What this task involves
Restate the whole of the data verbatim, omitting nothing.

Records drawn from a dataset
-=-=-=-=-

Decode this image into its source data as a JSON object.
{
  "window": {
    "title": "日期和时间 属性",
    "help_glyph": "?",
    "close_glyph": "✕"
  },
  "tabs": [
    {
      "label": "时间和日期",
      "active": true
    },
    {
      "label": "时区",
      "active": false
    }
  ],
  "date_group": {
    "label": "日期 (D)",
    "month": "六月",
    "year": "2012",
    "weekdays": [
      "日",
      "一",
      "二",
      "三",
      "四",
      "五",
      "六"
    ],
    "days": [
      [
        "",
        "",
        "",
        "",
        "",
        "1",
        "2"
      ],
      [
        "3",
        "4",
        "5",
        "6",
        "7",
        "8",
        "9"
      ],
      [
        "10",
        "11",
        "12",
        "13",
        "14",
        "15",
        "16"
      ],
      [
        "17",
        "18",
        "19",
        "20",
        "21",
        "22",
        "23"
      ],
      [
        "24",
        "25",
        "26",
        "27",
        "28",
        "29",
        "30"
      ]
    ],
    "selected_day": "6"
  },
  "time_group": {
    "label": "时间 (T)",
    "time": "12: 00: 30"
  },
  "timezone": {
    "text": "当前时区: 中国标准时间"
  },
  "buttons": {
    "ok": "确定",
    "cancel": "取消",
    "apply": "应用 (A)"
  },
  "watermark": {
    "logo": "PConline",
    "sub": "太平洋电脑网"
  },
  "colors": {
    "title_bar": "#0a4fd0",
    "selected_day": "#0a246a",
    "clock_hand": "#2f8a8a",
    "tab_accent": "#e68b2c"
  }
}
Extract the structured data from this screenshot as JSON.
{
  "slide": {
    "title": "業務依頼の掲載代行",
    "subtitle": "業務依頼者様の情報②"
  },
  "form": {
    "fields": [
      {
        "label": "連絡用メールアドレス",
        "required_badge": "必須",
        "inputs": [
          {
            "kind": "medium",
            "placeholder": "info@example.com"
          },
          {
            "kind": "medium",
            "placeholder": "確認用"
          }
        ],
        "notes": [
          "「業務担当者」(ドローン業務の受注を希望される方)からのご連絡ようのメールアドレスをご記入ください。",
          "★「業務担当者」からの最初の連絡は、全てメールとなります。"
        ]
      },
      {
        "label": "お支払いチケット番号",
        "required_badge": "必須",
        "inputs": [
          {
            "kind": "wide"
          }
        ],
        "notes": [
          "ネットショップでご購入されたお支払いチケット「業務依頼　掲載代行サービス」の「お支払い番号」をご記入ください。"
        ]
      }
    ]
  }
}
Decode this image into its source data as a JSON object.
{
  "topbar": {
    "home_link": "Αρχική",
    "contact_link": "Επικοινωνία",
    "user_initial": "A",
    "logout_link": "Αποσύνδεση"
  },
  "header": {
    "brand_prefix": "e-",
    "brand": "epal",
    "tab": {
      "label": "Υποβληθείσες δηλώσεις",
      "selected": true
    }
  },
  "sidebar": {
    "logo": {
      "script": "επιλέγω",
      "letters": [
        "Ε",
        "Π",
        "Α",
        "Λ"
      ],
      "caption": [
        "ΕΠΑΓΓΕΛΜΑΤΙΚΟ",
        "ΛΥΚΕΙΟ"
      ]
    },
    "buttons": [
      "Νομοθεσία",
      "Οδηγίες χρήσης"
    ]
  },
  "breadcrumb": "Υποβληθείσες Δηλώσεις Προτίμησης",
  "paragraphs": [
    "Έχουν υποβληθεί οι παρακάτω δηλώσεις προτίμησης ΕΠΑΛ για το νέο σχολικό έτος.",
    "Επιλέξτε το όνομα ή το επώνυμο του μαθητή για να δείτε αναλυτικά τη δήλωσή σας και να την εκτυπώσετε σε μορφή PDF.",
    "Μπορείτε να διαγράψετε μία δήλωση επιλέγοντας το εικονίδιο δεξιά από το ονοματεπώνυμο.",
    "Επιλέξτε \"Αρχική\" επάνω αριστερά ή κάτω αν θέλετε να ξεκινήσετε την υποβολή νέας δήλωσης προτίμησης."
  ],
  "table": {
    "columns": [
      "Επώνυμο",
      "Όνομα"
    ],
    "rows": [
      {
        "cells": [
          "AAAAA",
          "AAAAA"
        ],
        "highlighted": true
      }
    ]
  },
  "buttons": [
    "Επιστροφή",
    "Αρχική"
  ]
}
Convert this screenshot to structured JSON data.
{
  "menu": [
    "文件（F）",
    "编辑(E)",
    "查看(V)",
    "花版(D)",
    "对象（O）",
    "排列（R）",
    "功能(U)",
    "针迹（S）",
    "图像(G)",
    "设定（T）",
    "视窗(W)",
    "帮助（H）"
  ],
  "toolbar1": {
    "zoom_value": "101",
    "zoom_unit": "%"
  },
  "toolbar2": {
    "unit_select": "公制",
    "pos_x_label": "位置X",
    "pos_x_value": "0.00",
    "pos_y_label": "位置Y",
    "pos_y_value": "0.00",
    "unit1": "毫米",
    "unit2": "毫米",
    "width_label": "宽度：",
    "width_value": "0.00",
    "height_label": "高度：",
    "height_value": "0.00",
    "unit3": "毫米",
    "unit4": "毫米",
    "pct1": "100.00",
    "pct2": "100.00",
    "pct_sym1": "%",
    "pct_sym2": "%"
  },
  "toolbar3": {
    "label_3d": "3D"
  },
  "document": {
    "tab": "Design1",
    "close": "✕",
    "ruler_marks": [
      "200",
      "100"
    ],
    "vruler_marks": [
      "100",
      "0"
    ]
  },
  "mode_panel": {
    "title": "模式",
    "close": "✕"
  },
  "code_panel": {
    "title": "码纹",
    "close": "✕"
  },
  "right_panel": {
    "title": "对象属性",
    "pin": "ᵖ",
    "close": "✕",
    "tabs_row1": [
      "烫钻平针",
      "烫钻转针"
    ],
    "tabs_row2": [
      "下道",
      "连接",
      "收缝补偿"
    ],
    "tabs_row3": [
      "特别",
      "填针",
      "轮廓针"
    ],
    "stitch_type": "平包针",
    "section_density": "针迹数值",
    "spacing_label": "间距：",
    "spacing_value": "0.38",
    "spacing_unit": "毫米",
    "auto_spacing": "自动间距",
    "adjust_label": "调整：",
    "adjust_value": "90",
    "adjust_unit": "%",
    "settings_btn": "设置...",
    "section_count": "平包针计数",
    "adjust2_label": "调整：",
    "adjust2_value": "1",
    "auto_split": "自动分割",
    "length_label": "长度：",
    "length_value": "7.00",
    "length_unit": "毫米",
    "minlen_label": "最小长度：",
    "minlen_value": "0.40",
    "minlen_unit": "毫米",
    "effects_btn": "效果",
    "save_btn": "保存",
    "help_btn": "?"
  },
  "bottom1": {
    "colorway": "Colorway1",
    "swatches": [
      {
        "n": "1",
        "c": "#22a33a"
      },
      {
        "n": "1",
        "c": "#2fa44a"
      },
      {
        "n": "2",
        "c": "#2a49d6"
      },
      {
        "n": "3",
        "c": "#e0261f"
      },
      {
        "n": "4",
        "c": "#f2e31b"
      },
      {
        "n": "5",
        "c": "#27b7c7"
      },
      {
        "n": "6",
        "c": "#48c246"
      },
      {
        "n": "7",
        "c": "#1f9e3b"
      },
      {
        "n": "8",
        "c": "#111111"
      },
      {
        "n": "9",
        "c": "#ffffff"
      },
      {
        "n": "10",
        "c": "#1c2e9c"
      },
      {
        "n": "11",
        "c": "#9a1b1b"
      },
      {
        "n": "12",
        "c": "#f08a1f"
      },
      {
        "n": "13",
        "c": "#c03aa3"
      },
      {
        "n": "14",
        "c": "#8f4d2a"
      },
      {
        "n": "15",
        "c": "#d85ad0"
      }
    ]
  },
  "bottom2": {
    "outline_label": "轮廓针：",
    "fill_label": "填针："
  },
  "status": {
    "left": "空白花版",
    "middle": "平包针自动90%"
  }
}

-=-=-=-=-

Your response
Decode this image into its source data as a JSON object.
{
  "window": {
    "title": "日期和时间 属性",
    "help_glyph": "?",
    "close_glyph": "✕"
  },
  "tabs": [
    {
      "label": "时间和日期",
      "active": true
    },
    {
      "label": "时区",
      "active": false
    }
  ],
  "date_group": {
    "label": "日期 (D)",
    "month": "六月",
    "year": "2012",
    "weekdays": [
      "日",
      "一",
      "二",
      "三",
      "四",
      "五",
      "六"
    ],
    "days": [
      [
        "",
        "",
        "",
        "",
        "",
        "1",
        "2"
      ],
      [
        "3",
        "4",
        "5",
        "6",
        "7",
        "8",
        "9"
      ],
      [
        "10",
        "11",
        "12",
        "13",
        "14",
        "15",
        "16"
      ],
      [
        "17",
        "18",
        "19",
        "20",
        "21",
        "22",
        "23"
      ],
      [
        "24",
        "25",
        "26",
        "27",
        "28",
        "29",
        "30"
      ]
    ],
    "selected_day": "6"
  },
  "time_group": {
    "label": "时间 (T)",
    "time": "12: 00: 30"
  },
  "timezone": {
    "text": "当前时区: 中国标准时间"
  },
  "buttons": {
    "ok": "确定",
    "cancel": "取消",
    "apply": "应用 (A)"
  },
  "watermark": {
    "logo": "PConline",
    "sub": "太平洋电脑网"
  },
  "colors": {
    "title_bar": "#0a4fd0",
    "selected_day": "#0a246a",
    "clock_hand": "#2f8a8a",
    "tab_accent": "#e68b2c"
  }
}
Extract the structured data from this screenshot as JSON.
{
  "slide": {
    "title": "業務依頼の掲載代行",
    "subtitle": "業務依頼者様の情報②"
  },
  "form": {
    "fields": [
      {
        "label": "連絡用メールアドレス",
        "required_badge": "必須",
        "inputs": [
          {
            "kind": "medium",
            "placeholder": "info@example.com"
          },
          {
            "kind": "medium",
            "placeholder": "確認用"
          }
        ],
        "notes": [
          "「業務担当者」(ドローン業務の受注を希望される方)からのご連絡ようのメールアドレスをご記入ください。",
          "★「業務担当者」からの最初の連絡は、全てメールとなります。"
        ]
      },
      {
        "label": "お支払いチケット番号",
        "required_badge": "必須",
        "inputs": [
          {
            "kind": "wide"
          }
        ],
        "notes": [
          "ネットショップでご購入されたお支払いチケット「業務依頼　掲載代行サービス」の「お支払い番号」をご記入ください。"
        ]
      }
    ]
  }
}
Decode this image into its source data as a JSON object.
{
  "topbar": {
    "home_link": "Αρχική",
    "contact_link": "Επικοινωνία",
    "user_initial": "A",
    "logout_link": "Αποσύνδεση"
  },
  "header": {
    "brand_prefix": "e-",
    "brand": "epal",
    "tab": {
      "label": "Υποβληθείσες δηλώσεις",
      "selected": true
    }
  },
  "sidebar": {
    "logo": {
      "script": "επιλέγω",
      "letters": [
        "Ε",
        "Π",
        "Α",
        "Λ"
      ],
      "caption": [
        "ΕΠΑΓΓΕΛΜΑΤΙΚΟ",
        "ΛΥΚΕΙΟ"
      ]
    },
    "buttons": [
      "Νομοθεσία",
      "Οδηγίες χρήσης"
    ]
  },
  "breadcrumb": "Υποβληθείσες Δηλώσεις Προτίμησης",
  "paragraphs": [
    "Έχουν υποβληθεί οι παρακάτω δηλώσεις προτίμησης ΕΠΑΛ για το νέο σχολικό έτος.",
    "Επιλέξτε το όνομα ή το επώνυμο του μαθητή για να δείτε αναλυτικά τη δήλωσή σας και να την εκτυπώσετε σε μορφή PDF.",
    "Μπορείτε να διαγράψετε μία δήλωση επιλέγοντας το εικονίδιο δεξιά από το ονοματεπώνυμο.",
    "Επιλέξτε \"Αρχική\" επάνω αριστερά ή κάτω αν θέλετε να ξεκινήσετε την υποβολή νέας δήλωσης προτίμησης."
  ],
  "table": {
    "columns": [
      "Επώνυμο",
      "Όνομα"
    ],
    "rows": [
      {
        "cells": [
          "AAAAA",
          "AAAAA"
        ],
        "highlighted": true
      }
    ]
  },
  "buttons": [
    "Επιστροφή",
    "Αρχική"
  ]
}
Convert this screenshot to structured JSON data.
{
  "menu": [
    "文件（F）",
    "编辑(E)",
    "查看(V)",
    "花版(D)",
    "对象（O）",
    "排列（R）",
    "功能(U)",
    "针迹（S）",
    "图像(G)",
    "设定（T）",
    "视窗(W)",
    "帮助（H）"
  ],
  "toolbar1": {
    "zoom_value": "101",
    "zoom_unit": "%"
  },
  "toolbar2": {
    "unit_select": "公制",
    "pos_x_label": "位置X",
    "pos_x_value": "0.00",
    "pos_y_label": "位置Y",
    "pos_y_value": "0.00",
    "unit1": "毫米",
    "unit2": "毫米",
    "width_label": "宽度：",
    "width_value": "0.00",
    "height_label": "高度：",
    "height_value": "0.00",
    "unit3": "毫米",
    "unit4": "毫米",
    "pct1": "100.00",
    "pct2": "100.00",
    "pct_sym1": "%",
    "pct_sym2": "%"
  },
  "toolbar3": {
    "label_3d": "3D"
  },
  "document": {
    "tab": "Design1",
    "close": "✕",
    "ruler_marks": [
      "200",
      "100"
    ],
    "vruler_marks": [
      "100",
      "0"
    ]
  },
  "mode_panel": {
    "title": "模式",
    "close": "✕"
  },
  "code_panel": {
    "title": "码纹",
    "close": "✕"
  },
  "right_panel": {
    "title": "对象属性",
    "pin": "ᵖ",
    "close": "✕",
    "tabs_row1": [
      "烫钻平针",
      "烫钻转针"
    ],
    "tabs_row2": [
      "下道",
      "连接",
      "收缝补偿"
    ],
    "tabs_row3": [
      "特别",
      "填针",
      "轮廓针"
    ],
    "stitch_type": "平包针",
    "section_density": "针迹数值",
    "spacing_label": "间距：",
    "spacing_value": "0.38",
    "spacing_unit": "毫米",
    "auto_spacing": "自动间距",
    "adjust_label": "调整：",
    "adjust_value": "90",
    "adjust_unit": "%",
    "settings_btn": "设置...",
    "section_count": "平包针计数",
    "adjust2_label": "调整：",
    "adjust2_value": "1",
    "auto_split": "自动分割",
    "length_label": "长度：",
    "length_value": "7.00",
    "length_unit": "毫米",
    "minlen_label": "最小长度：",
    "minlen_value": "0.40",
    "minlen_unit": "毫米",
    "effects_btn": "效果",
    "save_btn": "保存",
    "help_btn": "?"
  },
  "bottom1": {
    "colorway": "Colorway1",
    "swatches": [
      {
        "n": "1",
        "c": "#22a33a"
      },
      {
        "n": "1",
        "c": "#2fa44a"
      },
      {
        "n": "2",
        "c": "#2a49d6"
      },
      {
        "n": "3",
        "c": "#e0261f"
      },
      {
        "n": "4",
        "c": "#f2e31b"
      },
      {
        "n": "5",
        "c": "#27b7c7"
      },
      {
        "n": "6",
        "c": "#48c246"
      },
      {
        "n": "7",
        "c": "#1f9e3b"
      },
      {
        "n": "8",
        "c": "#111111"
      },
      {
        "n": "9",
        "c": "#ffffff"
      },
      {
        "n": "10",
        "c": "#1c2e9c"
      },
      {
        "n": "11",
        "c": "#9a1b1b"
      },
      {
        "n": "12",
        "c": "#f08a1f"
      },
      {
        "n": "13",
        "c": "#c03aa3"
      },
      {
        "n": "14",
        "c": "#8f4d2a"
      },
      {
        "n": "15",
        "c": "#d85ad0"
      }
    ]
  },
  "bottom2": {
    "outline_label": "轮廓针：",
    "fill_label": "填针："
  },
  "status": {
    "left": "空白花版",
    "middle": "平包针自动90%"
  }
}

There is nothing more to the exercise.